━━━ Available records ━━━
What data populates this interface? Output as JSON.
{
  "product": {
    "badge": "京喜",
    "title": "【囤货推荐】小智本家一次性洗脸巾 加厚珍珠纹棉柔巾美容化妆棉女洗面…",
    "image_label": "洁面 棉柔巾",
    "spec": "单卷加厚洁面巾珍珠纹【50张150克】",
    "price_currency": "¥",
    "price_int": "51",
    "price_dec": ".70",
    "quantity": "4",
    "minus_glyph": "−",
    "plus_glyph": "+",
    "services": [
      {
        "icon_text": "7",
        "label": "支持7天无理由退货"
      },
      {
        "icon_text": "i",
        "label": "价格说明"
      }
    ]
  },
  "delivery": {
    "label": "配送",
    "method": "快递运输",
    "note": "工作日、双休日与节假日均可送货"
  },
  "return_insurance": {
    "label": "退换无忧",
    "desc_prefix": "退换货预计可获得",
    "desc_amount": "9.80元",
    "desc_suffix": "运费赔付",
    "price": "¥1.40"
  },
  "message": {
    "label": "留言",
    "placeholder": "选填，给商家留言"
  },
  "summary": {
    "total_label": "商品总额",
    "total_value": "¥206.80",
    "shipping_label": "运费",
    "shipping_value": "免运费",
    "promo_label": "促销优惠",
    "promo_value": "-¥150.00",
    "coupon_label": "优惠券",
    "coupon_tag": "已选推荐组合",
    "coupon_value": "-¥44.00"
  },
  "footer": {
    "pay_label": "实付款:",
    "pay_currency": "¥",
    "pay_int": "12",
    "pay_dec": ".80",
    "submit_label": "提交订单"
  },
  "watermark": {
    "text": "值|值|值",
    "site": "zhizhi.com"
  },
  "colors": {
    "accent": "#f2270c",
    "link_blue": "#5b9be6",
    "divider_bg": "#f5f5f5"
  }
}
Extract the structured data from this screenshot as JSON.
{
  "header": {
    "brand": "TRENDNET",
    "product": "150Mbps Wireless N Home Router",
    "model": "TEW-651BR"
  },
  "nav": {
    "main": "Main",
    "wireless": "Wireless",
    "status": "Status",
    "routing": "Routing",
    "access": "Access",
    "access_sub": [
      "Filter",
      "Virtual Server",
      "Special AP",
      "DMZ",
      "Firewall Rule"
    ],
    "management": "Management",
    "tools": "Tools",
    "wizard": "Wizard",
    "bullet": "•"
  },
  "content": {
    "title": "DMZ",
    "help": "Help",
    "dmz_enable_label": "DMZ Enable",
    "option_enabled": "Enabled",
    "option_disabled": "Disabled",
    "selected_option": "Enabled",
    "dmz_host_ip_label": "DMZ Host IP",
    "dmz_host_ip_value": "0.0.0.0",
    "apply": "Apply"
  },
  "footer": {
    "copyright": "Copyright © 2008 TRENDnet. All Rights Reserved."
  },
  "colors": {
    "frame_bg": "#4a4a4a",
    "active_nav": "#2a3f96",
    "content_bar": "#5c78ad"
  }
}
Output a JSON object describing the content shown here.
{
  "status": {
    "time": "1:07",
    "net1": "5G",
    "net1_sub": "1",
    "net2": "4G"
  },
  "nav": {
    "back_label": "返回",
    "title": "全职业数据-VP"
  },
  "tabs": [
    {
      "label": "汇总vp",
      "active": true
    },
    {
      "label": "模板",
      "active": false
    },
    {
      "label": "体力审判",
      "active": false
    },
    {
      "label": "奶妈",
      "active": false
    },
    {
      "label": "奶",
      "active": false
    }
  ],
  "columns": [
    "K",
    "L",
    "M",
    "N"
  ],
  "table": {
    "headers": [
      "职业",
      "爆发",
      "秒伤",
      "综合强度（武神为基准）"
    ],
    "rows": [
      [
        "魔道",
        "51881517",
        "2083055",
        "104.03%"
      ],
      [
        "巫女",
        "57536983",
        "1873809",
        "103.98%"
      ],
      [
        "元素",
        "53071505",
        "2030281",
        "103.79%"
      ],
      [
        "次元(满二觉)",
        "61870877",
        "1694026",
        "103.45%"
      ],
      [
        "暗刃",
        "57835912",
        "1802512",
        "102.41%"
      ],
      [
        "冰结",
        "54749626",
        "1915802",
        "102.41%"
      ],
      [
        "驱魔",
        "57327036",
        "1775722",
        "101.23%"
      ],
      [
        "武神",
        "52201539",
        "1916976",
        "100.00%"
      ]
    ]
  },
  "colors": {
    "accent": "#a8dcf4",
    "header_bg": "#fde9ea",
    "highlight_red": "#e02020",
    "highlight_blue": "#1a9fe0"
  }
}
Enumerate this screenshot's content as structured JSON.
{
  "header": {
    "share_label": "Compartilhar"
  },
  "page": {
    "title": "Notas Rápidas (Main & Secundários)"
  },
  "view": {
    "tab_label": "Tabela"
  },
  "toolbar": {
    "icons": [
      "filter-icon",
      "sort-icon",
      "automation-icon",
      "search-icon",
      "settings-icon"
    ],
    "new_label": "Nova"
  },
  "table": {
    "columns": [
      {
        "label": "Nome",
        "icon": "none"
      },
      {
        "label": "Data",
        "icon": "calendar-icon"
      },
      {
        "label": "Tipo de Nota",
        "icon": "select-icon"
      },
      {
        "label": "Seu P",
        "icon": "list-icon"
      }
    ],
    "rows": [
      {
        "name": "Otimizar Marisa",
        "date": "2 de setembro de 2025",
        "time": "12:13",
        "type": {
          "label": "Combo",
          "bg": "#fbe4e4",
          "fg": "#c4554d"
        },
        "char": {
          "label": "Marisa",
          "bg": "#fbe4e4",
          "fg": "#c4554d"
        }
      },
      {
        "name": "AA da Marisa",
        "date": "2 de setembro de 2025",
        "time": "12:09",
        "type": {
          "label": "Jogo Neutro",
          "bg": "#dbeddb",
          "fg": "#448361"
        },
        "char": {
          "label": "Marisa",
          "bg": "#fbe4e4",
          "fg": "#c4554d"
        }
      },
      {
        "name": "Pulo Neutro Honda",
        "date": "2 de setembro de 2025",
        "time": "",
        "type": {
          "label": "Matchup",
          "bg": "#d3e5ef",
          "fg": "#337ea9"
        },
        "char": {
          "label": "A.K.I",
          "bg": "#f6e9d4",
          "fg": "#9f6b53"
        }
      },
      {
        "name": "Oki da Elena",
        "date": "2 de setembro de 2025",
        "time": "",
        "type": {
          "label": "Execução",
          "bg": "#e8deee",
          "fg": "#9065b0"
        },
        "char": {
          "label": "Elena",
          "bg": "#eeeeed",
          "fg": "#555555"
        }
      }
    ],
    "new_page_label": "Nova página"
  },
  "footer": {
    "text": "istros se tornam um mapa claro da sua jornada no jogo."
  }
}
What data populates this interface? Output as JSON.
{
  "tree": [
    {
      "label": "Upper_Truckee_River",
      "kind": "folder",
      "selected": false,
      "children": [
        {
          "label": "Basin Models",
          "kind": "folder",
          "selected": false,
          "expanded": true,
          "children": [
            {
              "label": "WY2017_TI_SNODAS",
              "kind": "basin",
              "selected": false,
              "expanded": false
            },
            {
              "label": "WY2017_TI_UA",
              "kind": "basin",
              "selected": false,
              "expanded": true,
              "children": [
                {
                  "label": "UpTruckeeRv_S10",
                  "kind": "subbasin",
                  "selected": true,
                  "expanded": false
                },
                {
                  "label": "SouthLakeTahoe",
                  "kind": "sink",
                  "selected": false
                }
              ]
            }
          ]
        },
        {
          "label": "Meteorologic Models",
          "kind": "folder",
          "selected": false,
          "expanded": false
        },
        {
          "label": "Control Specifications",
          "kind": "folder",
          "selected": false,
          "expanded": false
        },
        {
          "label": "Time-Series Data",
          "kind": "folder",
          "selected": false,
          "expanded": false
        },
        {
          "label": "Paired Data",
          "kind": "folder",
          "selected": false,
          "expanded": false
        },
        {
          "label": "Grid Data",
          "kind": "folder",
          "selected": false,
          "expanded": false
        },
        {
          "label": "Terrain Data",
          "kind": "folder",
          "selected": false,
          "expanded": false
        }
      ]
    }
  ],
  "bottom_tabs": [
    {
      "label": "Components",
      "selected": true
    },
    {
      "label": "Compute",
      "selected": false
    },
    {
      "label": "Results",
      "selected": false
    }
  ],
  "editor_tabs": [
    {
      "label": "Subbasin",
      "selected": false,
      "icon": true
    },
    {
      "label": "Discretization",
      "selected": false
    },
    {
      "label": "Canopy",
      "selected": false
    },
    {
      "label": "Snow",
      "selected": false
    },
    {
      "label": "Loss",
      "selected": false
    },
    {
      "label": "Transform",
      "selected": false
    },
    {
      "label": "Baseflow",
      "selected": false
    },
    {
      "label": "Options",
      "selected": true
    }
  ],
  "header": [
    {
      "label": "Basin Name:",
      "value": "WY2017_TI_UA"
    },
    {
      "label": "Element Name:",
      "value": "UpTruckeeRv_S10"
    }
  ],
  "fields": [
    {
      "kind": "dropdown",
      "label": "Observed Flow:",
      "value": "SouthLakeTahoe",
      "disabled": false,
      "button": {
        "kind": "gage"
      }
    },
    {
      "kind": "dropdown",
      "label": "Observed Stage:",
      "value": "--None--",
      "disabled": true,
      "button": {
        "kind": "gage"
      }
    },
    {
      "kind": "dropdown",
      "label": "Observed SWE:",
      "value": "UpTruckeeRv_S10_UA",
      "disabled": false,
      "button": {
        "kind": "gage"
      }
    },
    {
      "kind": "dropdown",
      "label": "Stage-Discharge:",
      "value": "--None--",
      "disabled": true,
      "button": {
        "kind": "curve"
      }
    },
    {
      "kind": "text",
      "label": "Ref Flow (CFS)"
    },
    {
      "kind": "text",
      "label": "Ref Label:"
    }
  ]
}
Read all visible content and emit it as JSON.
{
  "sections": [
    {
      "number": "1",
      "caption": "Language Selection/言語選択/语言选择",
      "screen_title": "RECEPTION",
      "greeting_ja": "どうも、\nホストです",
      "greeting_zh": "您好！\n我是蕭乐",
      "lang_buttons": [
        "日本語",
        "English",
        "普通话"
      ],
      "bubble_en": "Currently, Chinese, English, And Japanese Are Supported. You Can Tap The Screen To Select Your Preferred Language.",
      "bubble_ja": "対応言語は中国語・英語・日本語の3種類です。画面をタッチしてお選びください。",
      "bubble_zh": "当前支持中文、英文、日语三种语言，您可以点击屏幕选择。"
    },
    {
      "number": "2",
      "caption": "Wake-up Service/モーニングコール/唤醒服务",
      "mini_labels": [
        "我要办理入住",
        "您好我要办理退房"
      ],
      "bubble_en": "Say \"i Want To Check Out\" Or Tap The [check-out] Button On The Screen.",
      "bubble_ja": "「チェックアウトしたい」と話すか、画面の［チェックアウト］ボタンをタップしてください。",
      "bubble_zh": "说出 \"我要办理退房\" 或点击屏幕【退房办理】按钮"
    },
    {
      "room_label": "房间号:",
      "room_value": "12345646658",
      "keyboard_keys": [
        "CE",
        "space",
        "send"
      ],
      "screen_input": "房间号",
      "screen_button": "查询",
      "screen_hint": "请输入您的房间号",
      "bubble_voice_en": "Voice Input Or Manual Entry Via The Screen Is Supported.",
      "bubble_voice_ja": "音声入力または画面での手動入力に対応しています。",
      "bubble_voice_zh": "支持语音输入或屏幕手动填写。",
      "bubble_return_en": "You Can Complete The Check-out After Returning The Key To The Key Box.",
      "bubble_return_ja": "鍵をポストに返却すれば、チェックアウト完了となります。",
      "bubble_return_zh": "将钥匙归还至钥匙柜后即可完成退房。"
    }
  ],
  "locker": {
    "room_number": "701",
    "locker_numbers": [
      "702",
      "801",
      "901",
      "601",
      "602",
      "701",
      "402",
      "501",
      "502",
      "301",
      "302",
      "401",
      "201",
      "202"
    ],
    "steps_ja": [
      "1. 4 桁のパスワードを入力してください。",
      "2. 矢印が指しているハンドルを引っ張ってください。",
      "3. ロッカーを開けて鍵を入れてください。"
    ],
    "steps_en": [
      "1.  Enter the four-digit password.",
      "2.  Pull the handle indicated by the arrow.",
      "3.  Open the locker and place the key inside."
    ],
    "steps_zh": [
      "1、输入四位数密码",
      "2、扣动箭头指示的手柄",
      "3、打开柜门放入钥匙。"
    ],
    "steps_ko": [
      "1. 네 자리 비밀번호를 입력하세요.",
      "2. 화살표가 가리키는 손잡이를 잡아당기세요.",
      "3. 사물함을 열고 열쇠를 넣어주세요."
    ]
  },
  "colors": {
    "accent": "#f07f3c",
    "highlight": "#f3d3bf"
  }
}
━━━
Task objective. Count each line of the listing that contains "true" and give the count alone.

Output for this exercise. 9